For twenty-five years I’ve also worked extensively with dancers and others in the time-based arts. The evolution of my photographic practice has been to treat photographs more and more like site specific sculpture, thinking of the room in which they will be seen, the viewer’s scale in relationship to the scale of my subject matter, how the viewer’s time will relate to the implied time in the photograph, and other such issues that are familiar to practitioners of dance, installation, architecture, and theater, but haven’t been traditional issues of photography.
I am dedicated to reaching out beyond the boundaries that separate us as isolated individuals.
Biography: JoAnn Verburg’s photographs have been exhibited nationally in museums and galleries, and are in collections of The Boston Museum of Fine Arts, The LA County Museum, The San Francisco Museum of Modern Art, The Whitney Museum, The Minneapolis Institute of Art, The National Portrait Gallery, The International Center of Photography, The International Museum of Photography at George Eastman House, The Museum of Contemporary Photography (Chicago) The Weisman Art Museum, The Wellesley College Museum, The Museum of Fine Arts (Houston) and The Museum of Modern Art (New York) among others. Verburg received a Guggenheim Fellowship in 1986.
Verburg was a founding member of The Rephotographic Survey Project in Colorado, and located sites that had been photographed in the 19th century and rephotographed them as they appeared in 1977. In 1980 she created The Visiting Artist Program for Polaroid Corp.in Massachusetts. Since 1990 she has created public art for the Hiawatha branch of the Minneapolis Light Rail, The University of Minnesota, and The Mill City Museum in Minneapolis, as well as three collaborative artworks at Art Park near Niagara Falls with her husband, poet Jim Moore.

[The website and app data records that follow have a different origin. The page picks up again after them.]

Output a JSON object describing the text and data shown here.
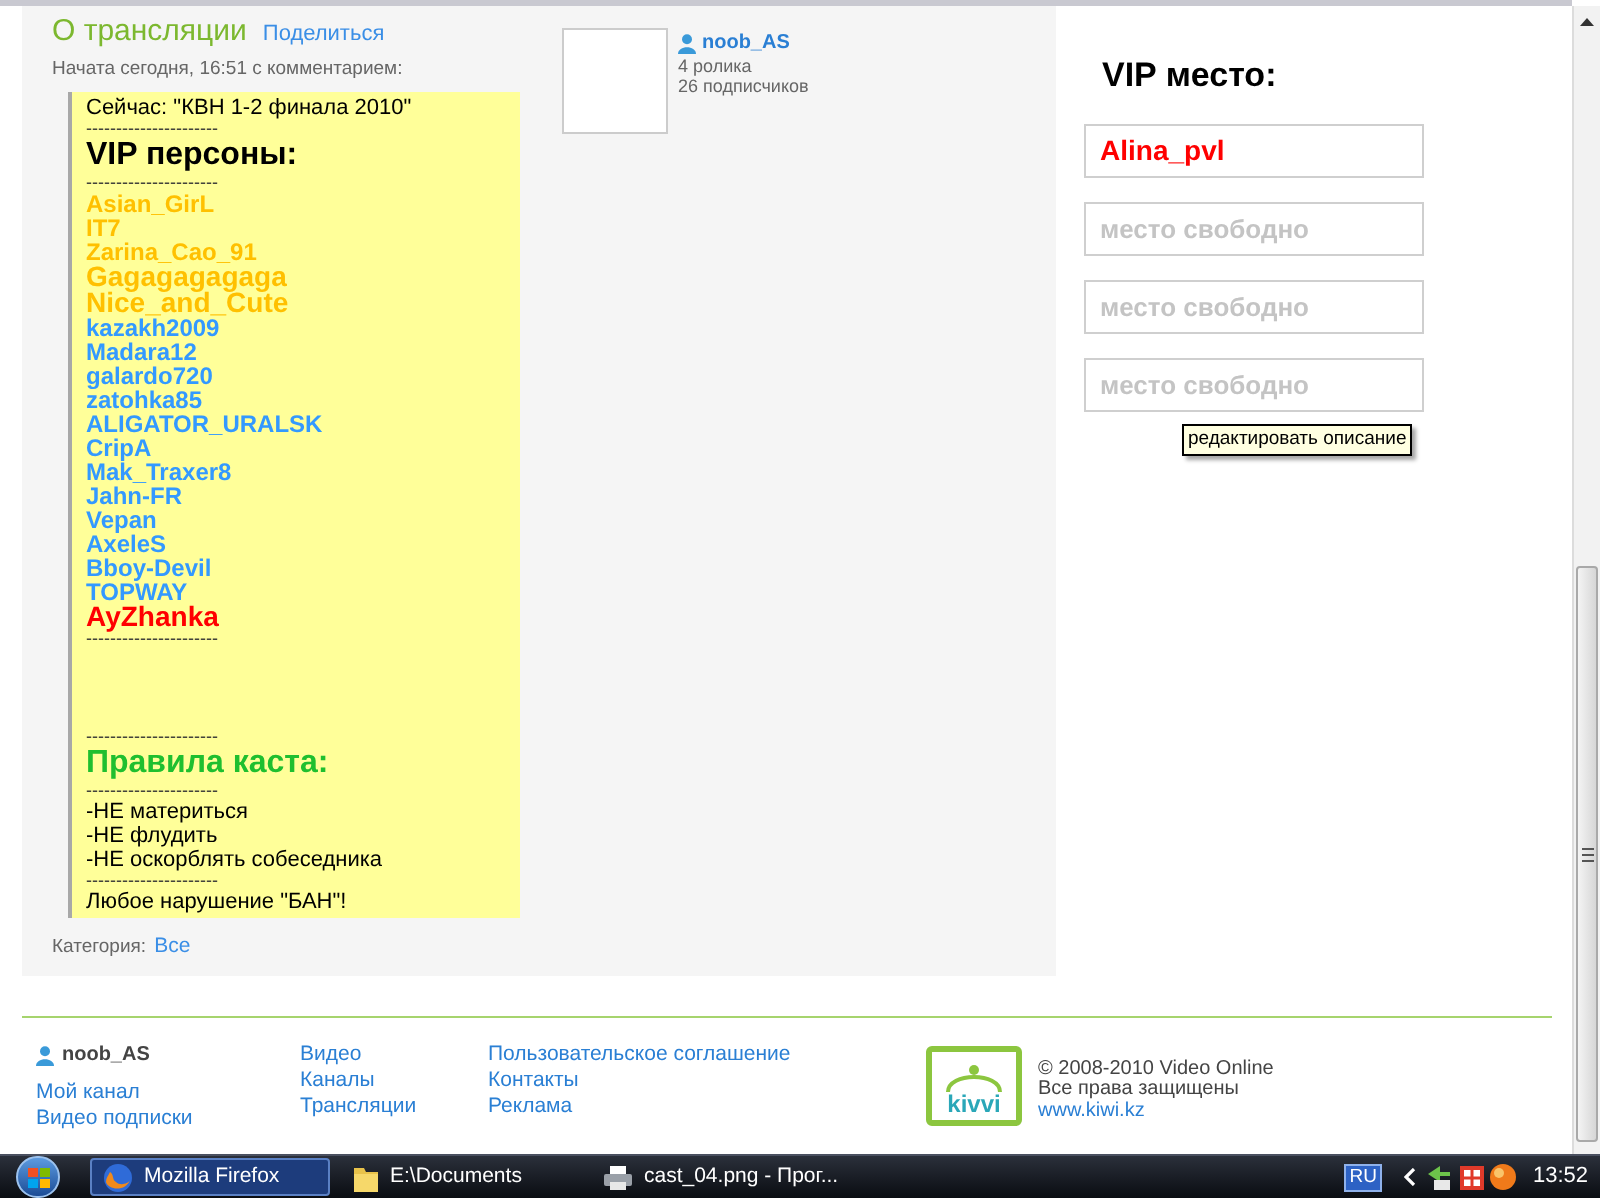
{
  "header": {
    "title": "О трансляции",
    "share_link": "Поделиться",
    "started": "Начата сегодня, 16:51 с комментарием:"
  },
  "comment": {
    "lines": [
      {
        "kind": "text",
        "text": "Сейчас: \"КВН 1-2 финала 2010\""
      },
      {
        "kind": "rule",
        "text": "----------------------"
      },
      {
        "kind": "heading",
        "text": "VIP персоны:",
        "color": "#000000"
      },
      {
        "kind": "rule",
        "text": "----------------------"
      },
      {
        "kind": "name",
        "text": "Asian_GirL",
        "color": "#ffc000"
      },
      {
        "kind": "name",
        "text": "IT7",
        "color": "#ffc000"
      },
      {
        "kind": "name",
        "text": "Zarina_Cao_91",
        "color": "#ffc000"
      },
      {
        "kind": "bigname",
        "text": "Gagagagagaga",
        "color": "#ffc000"
      },
      {
        "kind": "bigname",
        "text": "Nice_and_Cute",
        "color": "#ffc000"
      },
      {
        "kind": "name",
        "text": "kazakh2009",
        "color": "#3399ff"
      },
      {
        "kind": "name",
        "text": "Madara12",
        "color": "#3399ff"
      },
      {
        "kind": "name",
        "text": "galardo720",
        "color": "#3399ff"
      },
      {
        "kind": "name",
        "text": "zatohka85",
        "color": "#3399ff"
      },
      {
        "kind": "name",
        "text": "ALIGATOR_URALSK",
        "color": "#3399ff"
      },
      {
        "kind": "name",
        "text": "CripA",
        "color": "#3399ff"
      },
      {
        "kind": "name",
        "text": "Mak_Traxer8",
        "color": "#3399ff"
      },
      {
        "kind": "name",
        "text": "Jahn-FR",
        "color": "#3399ff"
      },
      {
        "kind": "name",
        "text": "Vepan",
        "color": "#3399ff"
      },
      {
        "kind": "name",
        "text": "AxeleS",
        "color": "#3399ff"
      },
      {
        "kind": "name",
        "text": "Bboy-Devil",
        "color": "#3399ff"
      },
      {
        "kind": "name",
        "text": "TOPWAY",
        "color": "#3399ff"
      },
      {
        "kind": "bigname",
        "text": "AyZhanka",
        "color": "#ff0000"
      },
      {
        "kind": "rule",
        "text": "----------------------"
      },
      {
        "kind": "gap"
      },
      {
        "kind": "rule",
        "text": "----------------------"
      },
      {
        "kind": "heading",
        "text": "Правила каста:",
        "color": "#1fbf2f"
      },
      {
        "kind": "rule",
        "text": "----------------------"
      },
      {
        "kind": "text",
        "text": "-НЕ материться"
      },
      {
        "kind": "text",
        "text": "-НЕ флудить"
      },
      {
        "kind": "text",
        "text": "-НЕ оскорблять собеседника"
      },
      {
        "kind": "rule",
        "text": "----------------------"
      },
      {
        "kind": "text",
        "text": "Любое нарушение \"БАН\"!"
      }
    ]
  },
  "category": {
    "label": "Категория:",
    "value": "Все"
  },
  "author": {
    "name": "noob_AS",
    "videos": "4 ролика",
    "subscribers": "26 подписчиков"
  },
  "vip": {
    "title": "VIP место:",
    "slots": [
      {
        "text": "Alina_pvl",
        "occupied": true
      },
      {
        "text": "место свободно",
        "occupied": false
      },
      {
        "text": "место свободно",
        "occupied": false
      },
      {
        "text": "место свободно",
        "occupied": false
      }
    ]
  },
  "tooltip": {
    "text": "редактировать описание"
  },
  "footer": {
    "user": "noob_AS",
    "user_links": [
      "Мой канал",
      "Видео подписки"
    ],
    "nav_links": [
      "Видео",
      "Каналы",
      "Трансляции"
    ],
    "info_links": [
      "Пользовательское соглашение",
      "Контакты",
      "Реклама"
    ],
    "logo_text": "kivvi",
    "copyright": "© 2008-2010 Video Online",
    "rights": "Все права защищены",
    "site": "www.kiwi.kz"
  },
  "taskbar": {
    "tasks": [
      {
        "label": "Mozilla Firefox",
        "selected": true,
        "kind": "browser"
      },
      {
        "label": "E:\\Documents",
        "selected": false,
        "kind": "folder"
      },
      {
        "label": "cast_04.png - Прог...",
        "selected": false,
        "kind": "viewer"
      }
    ],
    "language": "RU",
    "clock": "13:52"
  }
}
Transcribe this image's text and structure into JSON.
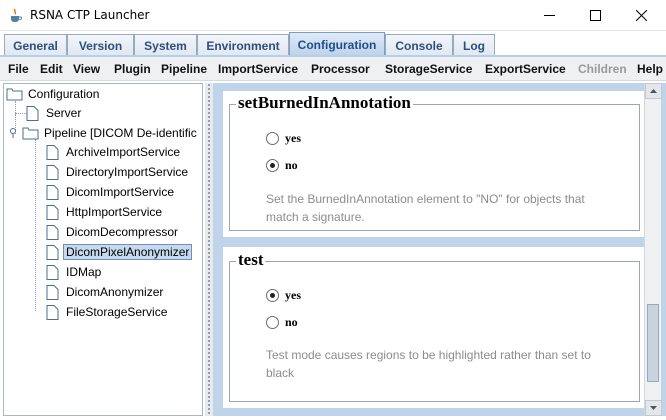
{
  "window": {
    "title": "RSNA CTP Launcher",
    "icons": [
      "java-app-icon",
      "minimize-icon",
      "maximize-icon",
      "close-icon"
    ]
  },
  "tabs": [
    {
      "label": "General",
      "active": false
    },
    {
      "label": "Version",
      "active": false
    },
    {
      "label": "System",
      "active": false
    },
    {
      "label": "Environment",
      "active": false
    },
    {
      "label": "Configuration",
      "active": true
    },
    {
      "label": "Console",
      "active": false
    },
    {
      "label": "Log",
      "active": false
    }
  ],
  "menu": [
    {
      "label": "File",
      "enabled": true
    },
    {
      "label": "Edit",
      "enabled": true
    },
    {
      "label": "View",
      "enabled": true
    },
    {
      "label": "Plugin",
      "enabled": true
    },
    {
      "label": "Pipeline",
      "enabled": true
    },
    {
      "label": "ImportService",
      "enabled": true
    },
    {
      "label": "Processor",
      "enabled": true
    },
    {
      "label": "StorageService",
      "enabled": true
    },
    {
      "label": "ExportService",
      "enabled": true
    },
    {
      "label": "Children",
      "enabled": false
    },
    {
      "label": "Help",
      "enabled": true
    }
  ],
  "tree": {
    "root": "Configuration",
    "items": [
      {
        "label": "Server",
        "type": "file",
        "selected": false
      },
      {
        "label": "Pipeline [DICOM De-identific",
        "type": "folder",
        "selected": false
      },
      {
        "label": "ArchiveImportService",
        "type": "file",
        "selected": false
      },
      {
        "label": "DirectoryImportService",
        "type": "file",
        "selected": false
      },
      {
        "label": "DicomImportService",
        "type": "file",
        "selected": false
      },
      {
        "label": "HttpImportService",
        "type": "file",
        "selected": false
      },
      {
        "label": "DicomDecompressor",
        "type": "file",
        "selected": false
      },
      {
        "label": "DicomPixelAnonymizer",
        "type": "file",
        "selected": true
      },
      {
        "label": "IDMap",
        "type": "file",
        "selected": false
      },
      {
        "label": "DicomAnonymizer",
        "type": "file",
        "selected": false
      },
      {
        "label": "FileStorageService",
        "type": "file",
        "selected": false
      }
    ]
  },
  "attributes": [
    {
      "name": "setBurnedInAnnotation",
      "options": [
        {
          "label": "yes",
          "checked": false
        },
        {
          "label": "no",
          "checked": true
        }
      ],
      "description_lines": [
        "Set the BurnedInAnnotation element to \"NO\" for objects that",
        "match a signature."
      ]
    },
    {
      "name": "test",
      "options": [
        {
          "label": "yes",
          "checked": true
        },
        {
          "label": "no",
          "checked": false
        }
      ],
      "description_lines": [
        "Test mode causes regions to be highlighted rather than set to",
        "black"
      ]
    }
  ],
  "scroll": {
    "position_fraction": 0.92
  },
  "colors": {
    "panel_bg": "#bfd4ea",
    "tab_text": "#2d4f7c",
    "selection": "#c7d9ee"
  }
}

The Museum of Modern Art has recently announced plans for a mid-career retrospective of her work from July 15 through October 8, 2007.